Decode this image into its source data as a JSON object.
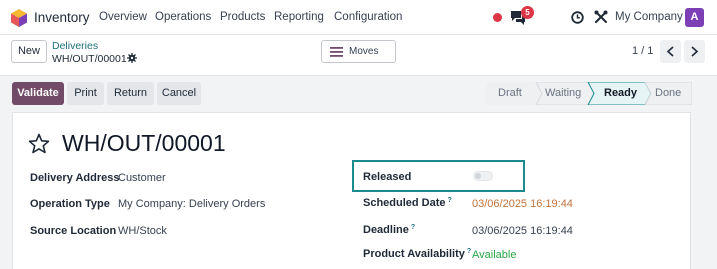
{
  "navbar": {
    "app_name": "Inventory",
    "menu": [
      "Overview",
      "Operations",
      "Products",
      "Reporting",
      "Configuration"
    ],
    "chat_badge": "5",
    "company": "My Company",
    "avatar": "A"
  },
  "control": {
    "new_label": "New",
    "breadcrumb_parent": "Deliveries",
    "breadcrumb_current": "WH/OUT/00001",
    "moves_label": "Moves",
    "pager": "1 / 1"
  },
  "actions": {
    "validate": "Validate",
    "print": "Print",
    "return": "Return",
    "cancel": "Cancel"
  },
  "statusbar": {
    "stages": [
      "Draft",
      "Waiting",
      "Ready",
      "Done"
    ],
    "active": "Ready"
  },
  "record": {
    "title": "WH/OUT/00001",
    "left_fields": [
      {
        "label": "Delivery Address",
        "value": "Customer"
      },
      {
        "label": "Operation Type",
        "value": "My Company: Delivery Orders"
      },
      {
        "label": "Source Location",
        "value": "WH/Stock"
      }
    ],
    "released_label": "Released",
    "released_value": false,
    "right_fields": [
      {
        "label": "Scheduled Date",
        "value": "03/06/2025 16:19:44",
        "help": "?"
      },
      {
        "label": "Deadline",
        "value": "03/06/2025 16:19:44",
        "help": "?"
      },
      {
        "label": "Product Availability",
        "value": "Available",
        "help": "?"
      }
    ]
  },
  "colors": {
    "brand": "#714b67",
    "link": "#1f6f78",
    "date_warning": "#c0733a",
    "available": "#28a745",
    "highlight_border": "#1d8a8f"
  }
}
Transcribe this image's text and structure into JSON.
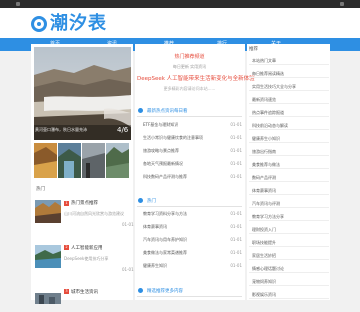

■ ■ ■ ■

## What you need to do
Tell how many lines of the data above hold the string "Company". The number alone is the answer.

## Solution
2